(Items from an interface collection)
-=-=-

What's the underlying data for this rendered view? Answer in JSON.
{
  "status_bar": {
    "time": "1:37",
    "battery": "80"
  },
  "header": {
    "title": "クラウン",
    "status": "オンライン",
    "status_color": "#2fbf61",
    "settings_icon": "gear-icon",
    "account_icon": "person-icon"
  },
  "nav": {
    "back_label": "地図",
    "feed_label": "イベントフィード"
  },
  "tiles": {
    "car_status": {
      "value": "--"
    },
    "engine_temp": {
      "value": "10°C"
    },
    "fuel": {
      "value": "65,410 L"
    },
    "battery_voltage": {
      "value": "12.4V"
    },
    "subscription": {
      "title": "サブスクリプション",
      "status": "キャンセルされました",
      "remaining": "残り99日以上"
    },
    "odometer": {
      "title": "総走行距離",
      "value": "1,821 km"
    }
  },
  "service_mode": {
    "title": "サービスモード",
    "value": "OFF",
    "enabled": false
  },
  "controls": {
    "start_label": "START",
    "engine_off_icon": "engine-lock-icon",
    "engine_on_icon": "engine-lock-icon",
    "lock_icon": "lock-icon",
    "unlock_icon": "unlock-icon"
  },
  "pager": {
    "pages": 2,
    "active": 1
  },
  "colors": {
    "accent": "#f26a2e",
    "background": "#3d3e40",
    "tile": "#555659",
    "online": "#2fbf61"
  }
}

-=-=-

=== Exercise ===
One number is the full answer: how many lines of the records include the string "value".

=== Response area ===
6